Effects of dopaminergic antagonists on striatal DOPAC concentrations and alpha-methyl-p-tyrosine-induced decline of dopamine following intrastriatal injections of kainic acid
Wuerthele, S.M.; Moore, K.E.
Journal of Pharmacy and Pharmacology 31(3): 180-182
ISSN/ISBN: 0022-3573 PMID: 34696 DOI: 10.1111/j.2042-7158.1979.tb13467.x

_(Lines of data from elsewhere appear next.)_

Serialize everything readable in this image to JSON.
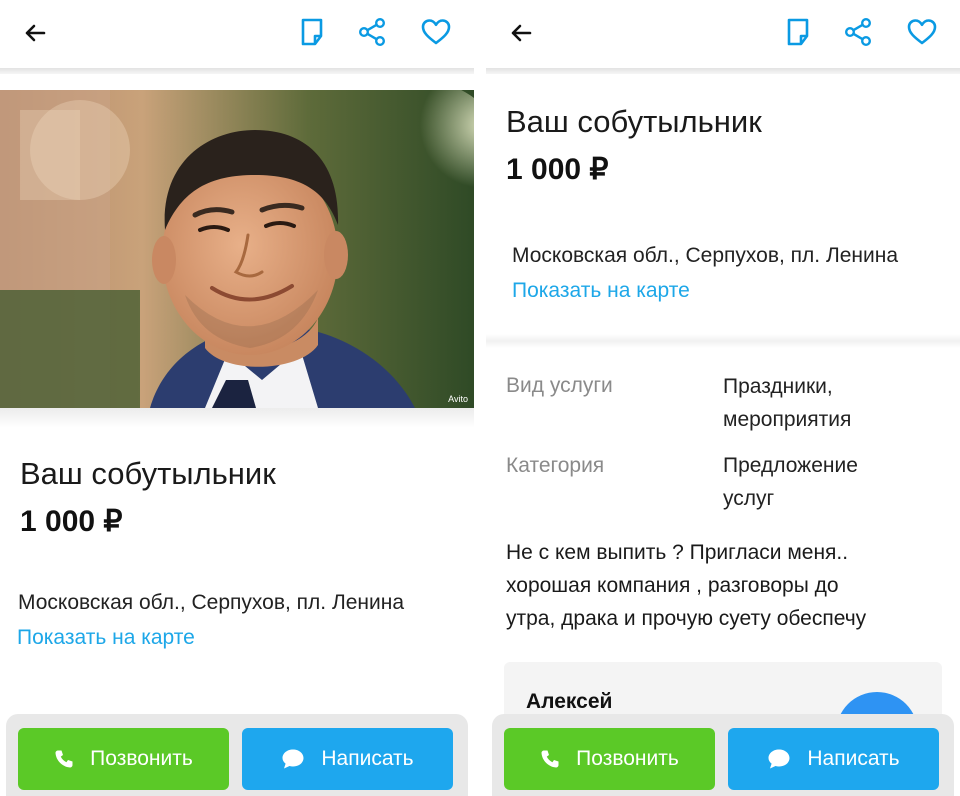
{
  "listing": {
    "title": "Ваш собутыльник",
    "price": "1 000 ₽",
    "address": "Московская обл., Серпухов, пл. Ленина",
    "map_link": "Показать на карте",
    "photo_watermark": "Avito"
  },
  "params": [
    {
      "label": "Вид услуги",
      "value_line1": "Праздники,",
      "value_line2": "мероприятия"
    },
    {
      "label": "Категория",
      "value_line1": "Предложение",
      "value_line2": "услуг"
    }
  ],
  "description": {
    "line1": "Не с кем выпить ? Пригласи меня..",
    "line2": "хорошая компания , разговоры до",
    "line3": "утра, драка и прочую суету обеспечу"
  },
  "seller": {
    "name": "Алексей"
  },
  "actions": {
    "call_label": "Позвонить",
    "write_label": "Написать"
  },
  "icons": {
    "back": "arrow-left-icon",
    "note": "note-icon",
    "share": "share-icon",
    "favorite": "heart-icon",
    "phone": "phone-icon",
    "chat": "chat-bubble-icon"
  },
  "colors": {
    "accent": "#1da7e8",
    "call_button": "#5bc927",
    "write_button": "#1ea7ee",
    "icon_blue": "#0a9ae3"
  }
}
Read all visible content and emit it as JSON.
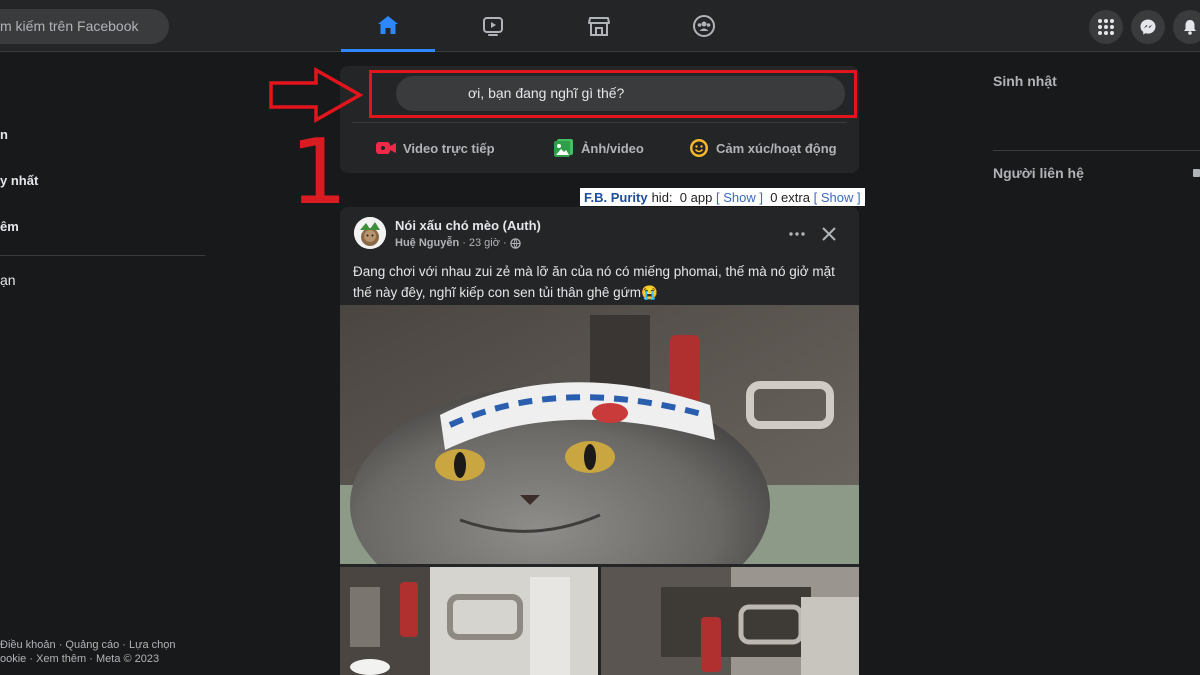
{
  "topbar": {
    "search_placeholder": "m kiếm trên Facebook",
    "tabs": [
      "home",
      "watch",
      "marketplace",
      "groups"
    ],
    "active_tab": "home",
    "accent": "#2d88ff"
  },
  "left_sidebar": {
    "items": [
      "n",
      "y nhất",
      "êm",
      "ạn"
    ],
    "footer": [
      "Điều khoản · Quảng cáo · Lựa chọn",
      "ookie · Xem thêm · Meta © 2023"
    ]
  },
  "composer": {
    "placeholder": "ơi, bạn đang nghĩ gì thế?",
    "actions": [
      {
        "label": "Video trực tiếp",
        "icon": "live-video-icon",
        "color": "#f02849"
      },
      {
        "label": "Ảnh/video",
        "icon": "photo-icon",
        "color": "#45bd62"
      },
      {
        "label": "Cảm xúc/hoạt động",
        "icon": "feeling-icon",
        "color": "#f7b928"
      }
    ]
  },
  "annotation": {
    "step": "1",
    "color": "#e3141c"
  },
  "fb_purity": {
    "brand": "F.B. Purity",
    "hid": "hid:",
    "apps": "0 app",
    "show1": "Show",
    "extra": "0 extra",
    "show2": "Show",
    "open_bracket": "[",
    "close_bracket": "]"
  },
  "post": {
    "group_name": "Nói xấu chó mèo (Auth)",
    "author": "Huệ Nguyễn",
    "time": "23 giờ",
    "text": "Đang chơi với nhau zui zẻ mà lỡ ăn của nó có miếng phomai, thế mà nó giở mặt thế này đêy, nghĩ kiếp con sen tủi thân ghê gứm😭"
  },
  "right_sidebar": {
    "birthdays_title": "Sinh nhật",
    "contacts_title": "Người liên hệ"
  }
}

The activity of nigrostriatal dopaminergic neurons increases following administration of dopamine antagonists and decreases following dopamine agonists. 3,4-Dihydroxyphenylacetic acid (DOPAC), the major acid metabolite of dopamine, has been used as a biochemical index of dopaminergic nerve activity. DOPAC concentrations may not accurately reflect dopaminergic activity when dopamine terminals are exposed to the toxic effects of kainic acid. Rats treated with kainic acid were injected with either saline, apomorphine HCl, piribedil mesylate, haloperidol, thioridazine HCL, clozapine or sulpiride. Results suggest that under certain circumstances DOPAC is not necessarily equivalent to other indices of dopaminergic nerve activity. When striatal architecture remains intact, DOPAC concentrations parallel dopaminergic nerve activity. However, kainic acid causes neuronal damage near the site of its injection and loss of dopamine. This suggests that the increased DOPAC concentration in kainic acid-treated striata may be due to the inability of damage or degenerating nerve terminals to protect vesicular dopamine stores from intracellular monoamine oxidase.